• _PROBLEM REQUIREMENTS_: This task is to restate all of the entries exactly.

• _GIVEN RECORDS_:
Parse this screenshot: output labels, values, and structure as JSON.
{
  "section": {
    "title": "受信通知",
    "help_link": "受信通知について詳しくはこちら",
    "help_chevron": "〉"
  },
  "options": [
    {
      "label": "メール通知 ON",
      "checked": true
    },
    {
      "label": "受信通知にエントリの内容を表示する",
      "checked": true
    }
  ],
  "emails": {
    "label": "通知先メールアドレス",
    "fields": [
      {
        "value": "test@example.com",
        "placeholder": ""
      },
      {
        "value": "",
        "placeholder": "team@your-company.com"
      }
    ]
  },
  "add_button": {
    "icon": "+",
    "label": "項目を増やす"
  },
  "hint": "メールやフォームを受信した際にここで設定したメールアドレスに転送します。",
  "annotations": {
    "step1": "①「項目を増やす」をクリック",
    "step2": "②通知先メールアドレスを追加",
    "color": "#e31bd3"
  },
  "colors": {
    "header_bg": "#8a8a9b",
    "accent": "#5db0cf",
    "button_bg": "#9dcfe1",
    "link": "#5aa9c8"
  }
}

• _RESPONSE_:
Parse this screenshot: output labels, values, and structure as JSON.
{
  "section": {
    "title": "受信通知",
    "help_link": "受信通知について詳しくはこちら",
    "help_chevron": "〉"
  },
  "options": [
    {
      "label": "メール通知 ON",
      "checked": true
    },
    {
      "label": "受信通知にエントリの内容を表示する",
      "checked": true
    }
  ],
  "emails": {
    "label": "通知先メールアドレス",
    "fields": [
      {
        "value": "test@example.com",
        "placeholder": ""
      },
      {
        "value": "",
        "placeholder": "team@your-company.com"
      }
    ]
  },
  "add_button": {
    "icon": "+",
    "label": "項目を増やす"
  },
  "hint": "メールやフォームを受信した際にここで設定したメールアドレスに転送します。",
  "annotations": {
    "step1": "①「項目を増やす」をクリック",
    "step2": "②通知先メールアドレスを追加",
    "color": "#e31bd3"
  },
  "colors": {
    "header_bg": "#8a8a9b",
    "accent": "#5db0cf",
    "button_bg": "#9dcfe1",
    "link": "#5aa9c8"
  }
}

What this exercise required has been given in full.